Working exclusively on behalf of not-for-profits, we provide professional support for CEOs and Boards who are seeking to transform their organisations to be fit for the future.

How to keep your strategy responsive and flexible

How to keep your strategy responsive and flexible

alice-memminger.png

A great strategy doesn’t sit gathering dust, but adapts and responds to changes in the world outside. Here are five tips to achieving this from Eastside Primetimers consultant Alice Memminger.


Ensuring plans are responsive and agile is critical to success in today’s unpredictable and fast-changing world. 

In our work supporting charities with strategic planning, we’ve found that the most successful organisations have a clear, articulated strategic direction, but then review and adapt it regularly. Overnight, new opportunities and threats can arise and the organisations that can identify and respond to them quickly are more likely to survive, thrive and grow.

Here are my five top tips how to keep your strategy agile and responsive.


1.
Continuously gather data, review it and act upon it

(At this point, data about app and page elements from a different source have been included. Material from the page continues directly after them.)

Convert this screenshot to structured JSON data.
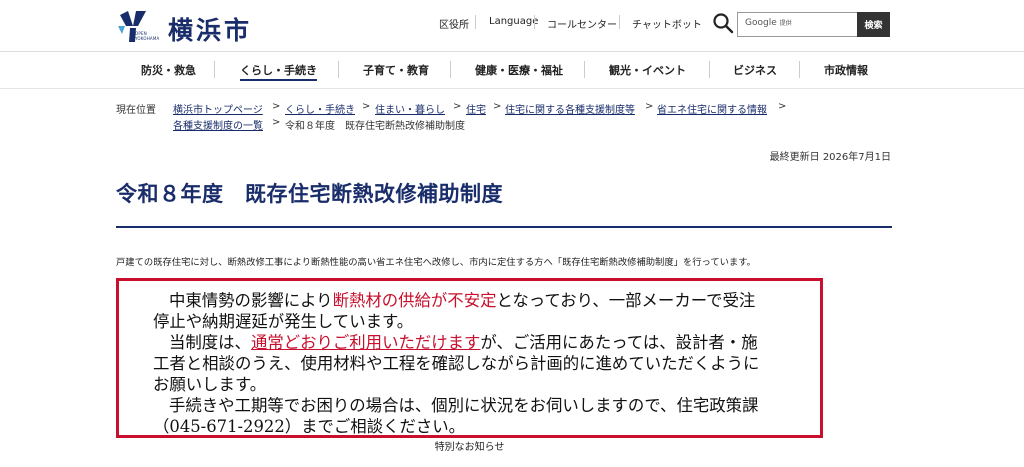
{
  "header": {
    "logo_sub1": "OPEN",
    "logo_sub2": "YOKOHAMA",
    "logo_text": "横浜市",
    "links": [
      "区役所",
      "Language",
      "コールセンター",
      "チャットボット"
    ],
    "search_brand": "Google",
    "search_brand_small": "提供",
    "search_button": "検索"
  },
  "nav": {
    "items": [
      "防災・救急",
      "くらし・手続き",
      "子育て・教育",
      "健康・医療・福祉",
      "観光・イベント",
      "ビジネス",
      "市政情報"
    ],
    "active_index": 1
  },
  "breadcrumb": {
    "label": "現在位置",
    "links": [
      "横浜市トップページ",
      "くらし・手続き",
      "住まい・暮らし",
      "住宅",
      "住宅に関する各種支援制度等",
      "省エネ住宅に関する情報",
      "各種支援制度の一覧"
    ],
    "separator": ">",
    "current": "令和８年度　既存住宅断熱改修補助制度"
  },
  "updated": "最終更新日  2026年7月1日",
  "page_title": "令和８年度　既存住宅断熱改修補助制度",
  "intro": "戸建ての既存住宅に対し、断熱改修工事により断熱性能の高い省エネ住宅へ改修し、市内に定住する方へ「既存住宅断熱改修補助制度」を行っています。",
  "notice": {
    "l1a": "中東情勢の影響により",
    "l1b": "断熱材の供給が不安定",
    "l1c": "となっており、一部メーカーで受注",
    "l2": "停止や納期遅延が発生しています。",
    "l3a": "当制度は、",
    "l3b": "通常どおりご利用いただけます",
    "l3c": "が、ご活用にあたっては、設計者・施",
    "l4": "工者と相談のうえ、使用材料や工程を確認しながら計画的に進めていただくように",
    "l5": "お願いします。",
    "l6": "手続きや工期等でお困りの場合は、個別に状況をお伺いしますので、住宅政策課",
    "l7": "（045-671-2922）までご相談ください。"
  },
  "caption": "特別なお知らせ",
  "colors": {
    "brand": "#1a2d6b",
    "alert": "#c8102e"
  }
}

Charities should develop systems and processes to collect up-to-date information and insights from intelligence, including opportunities and threats emerging in the external environment. Specifically, your charity should make a point of regularly reviewing data about beneficiaries and donors, and their changing needs and be prepared to adjust activities in light of this. You should check that the assumptions your strategic plan were built upon haven’t been invalidated by new data.


2. Align programming, resources and budgets with your strategy

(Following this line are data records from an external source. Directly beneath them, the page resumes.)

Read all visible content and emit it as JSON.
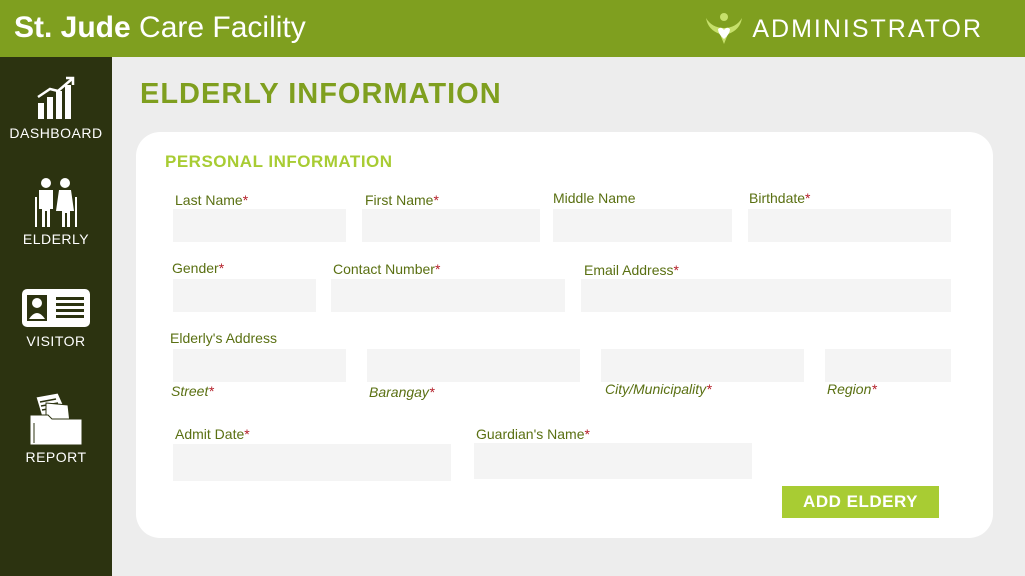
{
  "header": {
    "brand_bold": "St. Jude",
    "brand_rest": "Care Facility",
    "role_label": "ADMINISTRATOR",
    "logo_icon": "hands-heart-icon",
    "bg_color": "#7f9f1f"
  },
  "sidebar": {
    "bg_color": "#2c3310",
    "items": [
      {
        "label": "DASHBOARD",
        "icon": "chart-growth-icon"
      },
      {
        "label": "ELDERLY",
        "icon": "elderly-couple-icon"
      },
      {
        "label": "VISITOR",
        "icon": "id-card-icon"
      },
      {
        "label": "REPORT",
        "icon": "documents-folder-icon"
      }
    ]
  },
  "main": {
    "page_title": "ELDERLY INFORMATION",
    "section_title": "PERSONAL INFORMATION",
    "required_mark": "*",
    "fields": {
      "last_name": {
        "label": "Last Name",
        "value": ""
      },
      "first_name": {
        "label": "First Name",
        "value": ""
      },
      "middle_name": {
        "label": "Middle Name",
        "value": ""
      },
      "birthdate": {
        "label": "Birthdate",
        "value": ""
      },
      "gender": {
        "label": "Gender",
        "value": ""
      },
      "contact_number": {
        "label": "Contact Number",
        "value": ""
      },
      "email_address": {
        "label": "Email Address",
        "value": ""
      },
      "address_label": "Elderly's Address",
      "street": {
        "label": "Street",
        "value": ""
      },
      "barangay": {
        "label": "Barangay",
        "value": ""
      },
      "city": {
        "label": "City/Municipality",
        "value": ""
      },
      "region": {
        "label": "Region",
        "value": ""
      },
      "admit_date": {
        "label": "Admit Date",
        "value": ""
      },
      "guardian_name": {
        "label": "Guardian's Name",
        "value": ""
      }
    },
    "submit_label": "ADD ELDERY",
    "accent_color": "#a8cc33"
  }
}
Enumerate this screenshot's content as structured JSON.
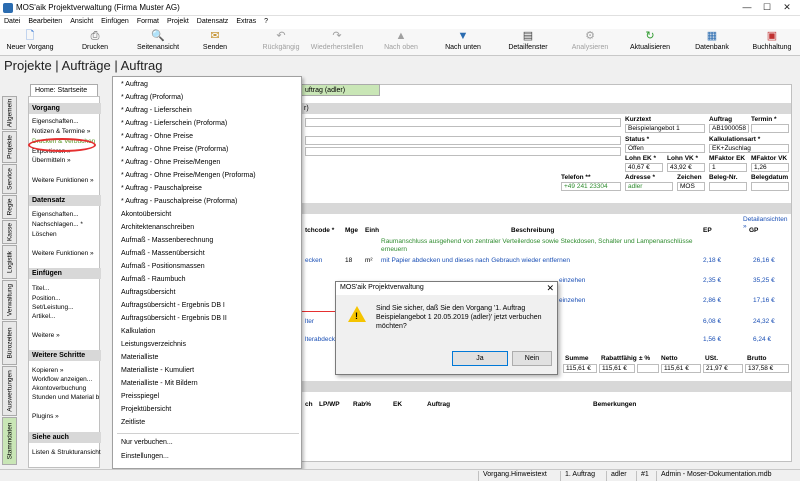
{
  "window": {
    "title": "MOS'aik Projektverwaltung (Firma Muster AG)",
    "minimize": "—",
    "maximize": "☐",
    "close": "✕"
  },
  "menubar": [
    "Datei",
    "Bearbeiten",
    "Ansicht",
    "Einfügen",
    "Format",
    "Projekt",
    "Datensatz",
    "Extras",
    "?"
  ],
  "toolbar": [
    {
      "label": "Neuer Vorgang",
      "icon": "new-document-icon",
      "enabled": true
    },
    {
      "label": "Drucken",
      "icon": "printer-icon",
      "enabled": true
    },
    {
      "label": "Seitenansicht",
      "icon": "print-preview-icon",
      "enabled": true
    },
    {
      "label": "Senden",
      "icon": "send-mail-icon",
      "enabled": true
    },
    {
      "label": "Rückgängig",
      "icon": "undo-icon",
      "enabled": false
    },
    {
      "label": "Wiederherstellen",
      "icon": "redo-icon",
      "enabled": false
    },
    {
      "label": "Nach oben",
      "icon": "arrow-up-icon",
      "enabled": false
    },
    {
      "label": "Nach unten",
      "icon": "arrow-down-icon",
      "enabled": true
    },
    {
      "label": "Detailfenster",
      "icon": "detail-window-icon",
      "enabled": true
    },
    {
      "label": "Analysieren",
      "icon": "analyze-icon",
      "enabled": false
    },
    {
      "label": "Aktualisieren",
      "icon": "refresh-icon",
      "enabled": true
    },
    {
      "label": "Datenbank",
      "icon": "database-icon",
      "enabled": true
    },
    {
      "label": "Buchhaltung",
      "icon": "accounting-icon",
      "enabled": true
    }
  ],
  "page_title": "Projekte | Aufträge | Auftrag",
  "home_tab": "Home: Startseite",
  "doc_tab": "uftrag (adler)",
  "side_tabs": [
    "Allgemein",
    "Projekte",
    "Service",
    "Regie",
    "Kasse",
    "Logistik",
    "Verwaltung",
    "Bürozeiten",
    "Auswertungen",
    "Stammdaten"
  ],
  "nav": {
    "vorgang_head": "Vorgang",
    "vorgang_items": [
      "Eigenschaften...",
      "Notizen & Termine »",
      "Drucken & Verbuchen",
      "Exportieren »",
      "Übermitteln »"
    ],
    "vorgang_more": "Weitere Funktionen »",
    "datensatz_head": "Datensatz",
    "datensatz_items": [
      "Eigenschaften...",
      "Nachschlagen... *",
      "Löschen"
    ],
    "datensatz_more": "Weitere Funktionen »",
    "einfuegen_head": "Einfügen",
    "einfuegen_items": [
      "Titel...",
      "Position...",
      "Set/Leistung...",
      "Artikel..."
    ],
    "einfuegen_more": "Weitere »",
    "schritte_head": "Weitere Schritte",
    "schritte_items": [
      "Kopieren »",
      "Workflow anzeigen...",
      "Akontoverbuchung",
      "Stunden und Material b"
    ],
    "schritte_more": "Plugins »",
    "siehe_head": "Siehe auch",
    "siehe_items": [
      "Listen & Strukturansicht"
    ]
  },
  "context_menu": {
    "items": [
      "* Auftrag",
      "* Auftrag (Proforma)",
      "* Auftrag - Lieferschein",
      "* Auftrag - Lieferschein (Proforma)",
      "* Auftrag - Ohne Preise",
      "* Auftrag - Ohne Preise (Proforma)",
      "* Auftrag - Ohne Preise/Mengen",
      "* Auftrag - Ohne Preise/Mengen (Proforma)",
      "* Auftrag - Pauschalpreise",
      "* Auftrag - Pauschalpreise (Proforma)",
      "Akontoübersicht",
      "Architektenanschreiben",
      "Aufmaß - Massenberechnung",
      "Aufmaß - Massenübersicht",
      "Aufmaß - Positionsmassen",
      "Aufmaß - Raumbuch",
      "Auftragsübersicht",
      "Auftragsübersicht - Ergebnis DB I",
      "Auftragsübersicht - Ergebnis DB II",
      "Kalkulation",
      "Leistungsverzeichnis",
      "Materialliste",
      "Materialliste - Kumuliert",
      "Materialliste - Mit Bildern",
      "Preisspiegel",
      "Projektübersicht",
      "Zeitliste"
    ],
    "extra": [
      "Nur verbuchen...",
      "Einstellungen..."
    ]
  },
  "header": {
    "section": "r)",
    "kurztext_label": "Kurztext",
    "kurztext": "Beispielangebot 1",
    "auftrag_label": "Auftrag",
    "auftrag": "AB1900058",
    "termin_label": "Termin *",
    "status_label": "Status *",
    "status": "Offen",
    "kalk_label": "Kalkulationsart *",
    "kalk": "EK+Zuschlag",
    "lohn_ek_label": "Lohn EK *",
    "lohn_ek": "40,67 €",
    "lohn_vk_label": "Lohn VK *",
    "lohn_vk": "43,92 €",
    "mf_ek_label": "MFaktor EK",
    "mf_ek": "1",
    "mf_vk_label": "MFaktor VK",
    "mf_vk": "1,26",
    "telefon_label": "Telefon **",
    "telefon": "+49 241 23304",
    "adresse_label": "Adresse *",
    "adresse": "adler",
    "zeichen_label": "Zeichen",
    "zeichen": "MOS",
    "beleg_label": "Beleg-Nr.",
    "belegdatum_label": "Belegdatum"
  },
  "positions": {
    "details_link": "Detailansichten »",
    "columns": [
      "tchcode *",
      "Mge",
      "Einh",
      "Beschreibung",
      "EP",
      "GP"
    ],
    "rows": [
      {
        "code": "",
        "mge": "",
        "einh": "",
        "desc": "Raumanschluss ausgehend von zentraler Verteilerdose sowie Steckdosen, Schalter und Lampenanschlüsse erneuern",
        "ep": "",
        "gp": "",
        "green": true
      },
      {
        "code": "ecken",
        "mge": "18",
        "einh": "m²",
        "desc": "mit Papier abdecken und dieses nach Gebrauch wieder entfernen",
        "ep": "2,18 €",
        "gp": "26,16 €",
        "green": false
      },
      {
        "code": "",
        "mge": "",
        "einh": "",
        "desc": "einzehen",
        "ep": "2,35 €",
        "gp": "35,25 €",
        "green": false
      },
      {
        "code": "",
        "mge": "",
        "einh": "",
        "desc": "einzehen",
        "ep": "2,86 €",
        "gp": "17,16 €",
        "green": false
      },
      {
        "code": "lter",
        "mge": "",
        "einh": "",
        "desc": "",
        "ep": "6,08 €",
        "gp": "24,32 €",
        "green": false
      },
      {
        "code": "lterabdeck",
        "mge": "",
        "einh": "",
        "desc": "",
        "ep": "1,56 €",
        "gp": "6,24 €",
        "green": false
      }
    ]
  },
  "totals": {
    "labels": [
      "Summe",
      "Rabattfähig",
      "± %",
      "Netto",
      "USt.",
      "Brutto"
    ],
    "values": [
      "115,61 €",
      "115,61 €",
      "",
      "115,61 €",
      "21,97 €",
      "137,58 €"
    ]
  },
  "bottom_table": {
    "columns": [
      "ch",
      "LP/WP",
      "Rab%",
      "EK",
      "Auftrag",
      "Bemerkungen"
    ]
  },
  "dialog": {
    "title": "MOS'aik Projektverwaltung",
    "message": "Sind Sie sicher, daß Sie den Vorgang '1. Auftrag Beispielangebot 1 20.05.2019 (adler)' jetzt verbuchen möchten?",
    "yes": "Ja",
    "no": "Nein"
  },
  "statusbar": [
    "Vorgang.Hinweistext",
    "1. Auftrag",
    "adler",
    "#1",
    "Admin - Moser-Dokumentation.mdb"
  ]
}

Key decisions on programming, budgeting, target-setting and recruitment should reflect how these activities help you to achieve your strategic objectives. Where you are undertaking programmes or seeing demand for activities that are not aligned to these objectives, you need to decide quickly whether to adjust and update the strategic priorities – or stop doing them.


3. Review processes to help rapid decision-making

Following the completion of a strategic plan, the management team should review their decision-making processes to allow your organisation to change direction and act quickly, if necessary. Boards may also need to develop a process for decisions to be made between scheduled board meetings.


4. Create time to think

A good strategic-planning process should be more than a plan – the process should be continuous and include sufficient opportunities for ongoing strategic thinking and discussions. Creating dedicated space to do this is essential, whether at board meetings, in management meetings, staff meetings, off-site away days, or even embedded in the day-to-day culture of the organisation.


5. Engage and learn from frontline staff

Success is driven by people. Your charity should ensure that your strategy is understood and bought into throughout your internal teams and among your stakeholders by communicating it relentlessly. All the members of a delivery team should then be involved in designing the solutions they will deliver, with feedback on what works and what doesn’t gathered during implementation.

CEO interview: Turning ambitious ideas into a great strategy

CEO interview: Turning ambitious ideas into a great strategy

Strategy secrets: innovation

Strategy secrets: innovation